“It has in the past taken many decisions based on political considerations and regional chauvinism instead of a Hindutva agenda, as evidenced in its support for Congress presidential candidates Pranab Mukherjee and Pratibha Patil. On both occasions, the Sena leadership refused to go along with the BJP.”

Another leader placed matters in a wider perspective. “Without the RSS as the guiding force and the BJP’s expanded reach over the country, the Sena’s ideological problems become a minor issue,” he said.

“And if the Sena is showing signs of moderating its agenda, why should the secular forces rebuff it and close the options for its reform?”

He added: “Also, we must be realistic. Should we fight the force that has established a complete sway over democratic institutions — the judiciary, executive, the media — and the corporate world, or should we quibble over a minor irritant?”

A Rajya Sabha MP pointed to the Sena’s changing public postures and recalled that party chief Uddhav Thackeray had described the prospective political realignment as a possible new beginning.

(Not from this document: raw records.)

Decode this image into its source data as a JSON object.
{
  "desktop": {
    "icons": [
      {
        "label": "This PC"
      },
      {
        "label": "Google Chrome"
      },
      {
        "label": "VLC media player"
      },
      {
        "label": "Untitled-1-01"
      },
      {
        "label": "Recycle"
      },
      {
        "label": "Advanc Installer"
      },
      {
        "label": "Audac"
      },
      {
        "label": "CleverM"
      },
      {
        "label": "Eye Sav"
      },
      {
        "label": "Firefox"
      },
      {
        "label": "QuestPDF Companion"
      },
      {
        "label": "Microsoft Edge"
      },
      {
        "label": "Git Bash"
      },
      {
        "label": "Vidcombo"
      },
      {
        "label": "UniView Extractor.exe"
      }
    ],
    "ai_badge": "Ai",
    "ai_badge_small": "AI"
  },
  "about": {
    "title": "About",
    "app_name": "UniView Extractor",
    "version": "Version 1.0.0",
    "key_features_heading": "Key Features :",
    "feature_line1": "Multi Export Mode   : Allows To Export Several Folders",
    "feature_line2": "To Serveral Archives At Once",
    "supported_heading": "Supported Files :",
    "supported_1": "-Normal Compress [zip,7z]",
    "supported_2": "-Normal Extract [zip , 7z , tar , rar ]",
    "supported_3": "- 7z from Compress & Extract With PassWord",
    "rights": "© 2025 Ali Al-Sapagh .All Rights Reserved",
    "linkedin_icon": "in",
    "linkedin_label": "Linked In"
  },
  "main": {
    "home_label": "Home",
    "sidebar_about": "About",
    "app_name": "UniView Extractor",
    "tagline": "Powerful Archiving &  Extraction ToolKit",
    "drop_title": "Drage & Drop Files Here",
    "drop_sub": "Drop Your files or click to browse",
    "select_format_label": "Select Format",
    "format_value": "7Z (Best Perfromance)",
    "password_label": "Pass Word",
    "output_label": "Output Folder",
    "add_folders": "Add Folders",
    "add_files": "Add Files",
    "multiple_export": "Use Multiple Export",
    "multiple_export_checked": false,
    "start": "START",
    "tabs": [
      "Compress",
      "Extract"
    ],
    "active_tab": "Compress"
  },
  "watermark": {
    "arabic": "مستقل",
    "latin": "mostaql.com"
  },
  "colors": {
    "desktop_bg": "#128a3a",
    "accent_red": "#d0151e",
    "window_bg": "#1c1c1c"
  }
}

Sena spokesperson Sanjay Raut recently tackled questions on his party’s past “anti-Congressism” and Hindutva leanings with a clever twist: “The main point is that the Congress led the freedom struggle and played a key role in the formation of the state of Maharashtra. And this we always acknowledged.”

Many of the Congress leaders who support a Sena-led arrangement also want the party to join the government.

Echoing the sentiments of Maharashtra’s Congress leadership and MLAs, they say the Congress will lose out if it stays out of the government, with the NCP and the Sena eating into its political space.

Pawar too is insisting on Congress participation, arguing this will provide stability to the government.

Rajasthan local polls

The ruling Congress on Tuesday secured control over 20 local government bodies out of the 49 where elections were held last week in Rajasthan.

The BJP reached the majority mark in only six.

The Congress won 965 of the 2,105 wards in the urban local bodies, leaving the BJP trailing at 736, according to the results declared by the state election office.

The Bahujan Samaj Party won 16 wards, the CPM got three and the Nationalist Congress Party two in the elections held on Saturday.


Copyright © 2020 The Telegraph. All rights reserved.